§ Directions
Give back all the data exactly as it was written.

-- Opening Marker --

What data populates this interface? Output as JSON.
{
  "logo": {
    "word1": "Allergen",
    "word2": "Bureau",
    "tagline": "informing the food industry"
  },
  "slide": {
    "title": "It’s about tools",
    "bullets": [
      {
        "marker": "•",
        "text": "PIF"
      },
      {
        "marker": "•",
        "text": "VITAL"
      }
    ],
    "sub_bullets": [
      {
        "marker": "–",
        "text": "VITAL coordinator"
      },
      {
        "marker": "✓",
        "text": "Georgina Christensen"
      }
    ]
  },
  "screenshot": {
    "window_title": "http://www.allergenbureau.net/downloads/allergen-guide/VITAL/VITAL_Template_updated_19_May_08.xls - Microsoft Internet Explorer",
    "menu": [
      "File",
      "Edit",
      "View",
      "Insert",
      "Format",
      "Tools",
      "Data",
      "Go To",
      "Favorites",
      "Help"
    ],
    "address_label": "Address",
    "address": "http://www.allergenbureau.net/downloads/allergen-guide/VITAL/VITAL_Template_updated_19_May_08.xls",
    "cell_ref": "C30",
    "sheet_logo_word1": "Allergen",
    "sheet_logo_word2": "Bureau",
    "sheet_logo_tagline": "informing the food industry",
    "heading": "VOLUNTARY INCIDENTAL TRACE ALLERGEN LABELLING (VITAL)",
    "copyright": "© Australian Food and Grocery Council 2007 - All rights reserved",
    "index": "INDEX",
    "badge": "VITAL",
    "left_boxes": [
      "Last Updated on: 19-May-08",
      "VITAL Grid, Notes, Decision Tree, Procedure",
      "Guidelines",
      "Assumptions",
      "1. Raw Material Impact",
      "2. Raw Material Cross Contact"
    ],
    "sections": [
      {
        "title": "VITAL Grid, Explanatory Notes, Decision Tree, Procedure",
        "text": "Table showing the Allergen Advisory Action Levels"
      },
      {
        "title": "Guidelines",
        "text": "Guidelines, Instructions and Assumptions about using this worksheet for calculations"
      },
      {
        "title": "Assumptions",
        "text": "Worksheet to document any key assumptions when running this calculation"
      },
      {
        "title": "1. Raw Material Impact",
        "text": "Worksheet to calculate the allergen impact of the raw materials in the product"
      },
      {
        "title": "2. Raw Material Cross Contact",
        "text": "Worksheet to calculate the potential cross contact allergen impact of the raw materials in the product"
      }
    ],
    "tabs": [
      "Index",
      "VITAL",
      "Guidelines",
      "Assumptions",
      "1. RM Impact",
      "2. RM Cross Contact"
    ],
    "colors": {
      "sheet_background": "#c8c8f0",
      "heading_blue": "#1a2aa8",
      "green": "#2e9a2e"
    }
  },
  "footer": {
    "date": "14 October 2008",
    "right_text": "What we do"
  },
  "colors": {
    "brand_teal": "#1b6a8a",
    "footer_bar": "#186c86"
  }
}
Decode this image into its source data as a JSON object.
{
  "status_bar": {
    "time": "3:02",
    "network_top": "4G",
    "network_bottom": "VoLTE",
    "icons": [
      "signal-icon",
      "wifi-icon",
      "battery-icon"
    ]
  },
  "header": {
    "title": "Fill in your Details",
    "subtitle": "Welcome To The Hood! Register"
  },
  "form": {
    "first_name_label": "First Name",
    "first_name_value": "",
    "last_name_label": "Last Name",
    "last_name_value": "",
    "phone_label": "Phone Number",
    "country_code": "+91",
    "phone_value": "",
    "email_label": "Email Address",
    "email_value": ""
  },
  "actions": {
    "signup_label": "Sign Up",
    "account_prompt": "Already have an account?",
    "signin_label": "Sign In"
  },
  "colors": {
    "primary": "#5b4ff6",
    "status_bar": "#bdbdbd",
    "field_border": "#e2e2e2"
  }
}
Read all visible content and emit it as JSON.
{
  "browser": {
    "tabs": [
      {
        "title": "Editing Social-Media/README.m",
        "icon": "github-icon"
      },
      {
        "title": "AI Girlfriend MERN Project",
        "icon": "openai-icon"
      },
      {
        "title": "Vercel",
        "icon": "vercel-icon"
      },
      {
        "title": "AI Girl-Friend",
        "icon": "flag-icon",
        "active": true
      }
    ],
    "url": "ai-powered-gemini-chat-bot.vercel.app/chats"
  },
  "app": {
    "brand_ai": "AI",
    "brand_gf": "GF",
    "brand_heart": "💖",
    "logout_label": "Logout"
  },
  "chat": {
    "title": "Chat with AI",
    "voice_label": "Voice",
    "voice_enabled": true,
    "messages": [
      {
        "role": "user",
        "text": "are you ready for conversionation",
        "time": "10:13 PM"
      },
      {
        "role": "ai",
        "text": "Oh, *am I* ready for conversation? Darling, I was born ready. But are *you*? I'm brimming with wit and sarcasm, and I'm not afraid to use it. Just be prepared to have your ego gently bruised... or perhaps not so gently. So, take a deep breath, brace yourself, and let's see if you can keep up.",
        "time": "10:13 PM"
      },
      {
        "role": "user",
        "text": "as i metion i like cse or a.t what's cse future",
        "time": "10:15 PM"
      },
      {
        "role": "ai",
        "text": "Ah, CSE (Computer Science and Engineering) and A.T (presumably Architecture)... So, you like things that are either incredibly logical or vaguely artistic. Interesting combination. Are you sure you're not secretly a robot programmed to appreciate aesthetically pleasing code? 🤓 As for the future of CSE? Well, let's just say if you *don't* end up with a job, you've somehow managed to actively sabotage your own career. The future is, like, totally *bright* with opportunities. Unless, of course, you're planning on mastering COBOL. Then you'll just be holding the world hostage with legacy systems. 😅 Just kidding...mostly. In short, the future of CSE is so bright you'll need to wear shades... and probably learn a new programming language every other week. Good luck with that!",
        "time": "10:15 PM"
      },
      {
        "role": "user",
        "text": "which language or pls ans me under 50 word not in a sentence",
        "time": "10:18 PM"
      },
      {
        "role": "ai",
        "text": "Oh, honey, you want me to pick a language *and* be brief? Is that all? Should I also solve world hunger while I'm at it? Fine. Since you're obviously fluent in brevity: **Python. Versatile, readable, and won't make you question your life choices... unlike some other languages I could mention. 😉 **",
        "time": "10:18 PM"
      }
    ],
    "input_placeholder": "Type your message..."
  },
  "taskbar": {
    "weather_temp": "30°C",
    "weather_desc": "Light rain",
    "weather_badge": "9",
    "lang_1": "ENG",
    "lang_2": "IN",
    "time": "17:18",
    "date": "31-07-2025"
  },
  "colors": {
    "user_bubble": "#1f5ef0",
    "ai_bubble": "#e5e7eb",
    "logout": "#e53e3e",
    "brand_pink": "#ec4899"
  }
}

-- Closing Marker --

§ Result of this task
What data populates this interface? Output as JSON.
{
  "logo": {
    "word1": "Allergen",
    "word2": "Bureau",
    "tagline": "informing the food industry"
  },
  "slide": {
    "title": "It’s about tools",
    "bullets": [
      {
        "marker": "•",
        "text": "PIF"
      },
      {
        "marker": "•",
        "text": "VITAL"
      }
    ],
    "sub_bullets": [
      {
        "marker": "–",
        "text": "VITAL coordinator"
      },
      {
        "marker": "✓",
        "text": "Georgina Christensen"
      }
    ]
  },
  "screenshot": {
    "window_title": "http://www.allergenbureau.net/downloads/allergen-guide/VITAL/VITAL_Template_updated_19_May_08.xls - Microsoft Internet Explorer",
    "menu": [
      "File",
      "Edit",
      "View",
      "Insert",
      "Format",
      "Tools",
      "Data",
      "Go To",
      "Favorites",
      "Help"
    ],
    "address_label": "Address",
    "address": "http://www.allergenbureau.net/downloads/allergen-guide/VITAL/VITAL_Template_updated_19_May_08.xls",
    "cell_ref": "C30",
    "sheet_logo_word1": "Allergen",
    "sheet_logo_word2": "Bureau",
    "sheet_logo_tagline": "informing the food industry",
    "heading": "VOLUNTARY INCIDENTAL TRACE ALLERGEN LABELLING (VITAL)",
    "copyright": "© Australian Food and Grocery Council 2007 - All rights reserved",
    "index": "INDEX",
    "badge": "VITAL",
    "left_boxes": [
      "Last Updated on: 19-May-08",
      "VITAL Grid, Notes, Decision Tree, Procedure",
      "Guidelines",
      "Assumptions",
      "1. Raw Material Impact",
      "2. Raw Material Cross Contact"
    ],
    "sections": [
      {
        "title": "VITAL Grid, Explanatory Notes, Decision Tree, Procedure",
        "text": "Table showing the Allergen Advisory Action Levels"
      },
      {
        "title": "Guidelines",
        "text": "Guidelines, Instructions and Assumptions about using this worksheet for calculations"
      },
      {
        "title": "Assumptions",
        "text": "Worksheet to document any key assumptions when running this calculation"
      },
      {
        "title": "1. Raw Material Impact",
        "text": "Worksheet to calculate the allergen impact of the raw materials in the product"
      },
      {
        "title": "2. Raw Material Cross Contact",
        "text": "Worksheet to calculate the potential cross contact allergen impact of the raw materials in the product"
      }
    ],
    "tabs": [
      "Index",
      "VITAL",
      "Guidelines",
      "Assumptions",
      "1. RM Impact",
      "2. RM Cross Contact"
    ],
    "colors": {
      "sheet_background": "#c8c8f0",
      "heading_blue": "#1a2aa8",
      "green": "#2e9a2e"
    }
  },
  "footer": {
    "date": "14 October 2008",
    "right_text": "What we do"
  },
  "colors": {
    "brand_teal": "#1b6a8a",
    "footer_bar": "#186c86"
  }
}
Decode this image into its source data as a JSON object.
{
  "status_bar": {
    "time": "3:02",
    "network_top": "4G",
    "network_bottom": "VoLTE",
    "icons": [
      "signal-icon",
      "wifi-icon",
      "battery-icon"
    ]
  },
  "header": {
    "title": "Fill in your Details",
    "subtitle": "Welcome To The Hood! Register"
  },
  "form": {
    "first_name_label": "First Name",
    "first_name_value": "",
    "last_name_label": "Last Name",
    "last_name_value": "",
    "phone_label": "Phone Number",
    "country_code": "+91",
    "phone_value": "",
    "email_label": "Email Address",
    "email_value": ""
  },
  "actions": {
    "signup_label": "Sign Up",
    "account_prompt": "Already have an account?",
    "signin_label": "Sign In"
  },
  "colors": {
    "primary": "#5b4ff6",
    "status_bar": "#bdbdbd",
    "field_border": "#e2e2e2"
  }
}
Read all visible content and emit it as JSON.
{
  "browser": {
    "tabs": [
      {
        "title": "Editing Social-Media/README.m",
        "icon": "github-icon"
      },
      {
        "title": "AI Girlfriend MERN Project",
        "icon": "openai-icon"
      },
      {
        "title": "Vercel",
        "icon": "vercel-icon"
      },
      {
        "title": "AI Girl-Friend",
        "icon": "flag-icon",
        "active": true
      }
    ],
    "url": "ai-powered-gemini-chat-bot.vercel.app/chats"
  },
  "app": {
    "brand_ai": "AI",
    "brand_gf": "GF",
    "brand_heart": "💖",
    "logout_label": "Logout"
  },
  "chat": {
    "title": "Chat with AI",
    "voice_label": "Voice",
    "voice_enabled": true,
    "messages": [
      {
        "role": "user",
        "text": "are you ready for conversionation",
        "time": "10:13 PM"
      },
      {
        "role": "ai",
        "text": "Oh, *am I* ready for conversation? Darling, I was born ready. But are *you*? I'm brimming with wit and sarcasm, and I'm not afraid to use it. Just be prepared to have your ego gently bruised... or perhaps not so gently. So, take a deep breath, brace yourself, and let's see if you can keep up.",
        "time": "10:13 PM"
      },
      {
        "role": "user",
        "text": "as i metion i like cse or a.t what's cse future",
        "time": "10:15 PM"
      },
      {
        "role": "ai",
        "text": "Ah, CSE (Computer Science and Engineering) and A.T (presumably Architecture)... So, you like things that are either incredibly logical or vaguely artistic. Interesting combination. Are you sure you're not secretly a robot programmed to appreciate aesthetically pleasing code? 🤓 As for the future of CSE? Well, let's just say if you *don't* end up with a job, you've somehow managed to actively sabotage your own career. The future is, like, totally *bright* with opportunities. Unless, of course, you're planning on mastering COBOL. Then you'll just be holding the world hostage with legacy systems. 😅 Just kidding...mostly. In short, the future of CSE is so bright you'll need to wear shades... and probably learn a new programming language every other week. Good luck with that!",
        "time": "10:15 PM"
      },
      {
        "role": "user",
        "text": "which language or pls ans me under 50 word not in a sentence",
        "time": "10:18 PM"
      },
      {
        "role": "ai",
        "text": "Oh, honey, you want me to pick a language *and* be brief? Is that all? Should I also solve world hunger while I'm at it? Fine. Since you're obviously fluent in brevity: **Python. Versatile, readable, and won't make you question your life choices... unlike some other languages I could mention. 😉 **",
        "time": "10:18 PM"
      }
    ],
    "input_placeholder": "Type your message..."
  },
  "taskbar": {
    "weather_temp": "30°C",
    "weather_desc": "Light rain",
    "weather_badge": "9",
    "lang_1": "ENG",
    "lang_2": "IN",
    "time": "17:18",
    "date": "31-07-2025"
  },
  "colors": {
    "user_bubble": "#1f5ef0",
    "ai_bubble": "#e5e7eb",
    "logout": "#e53e3e",
    "brand_pink": "#ec4899"
  }
}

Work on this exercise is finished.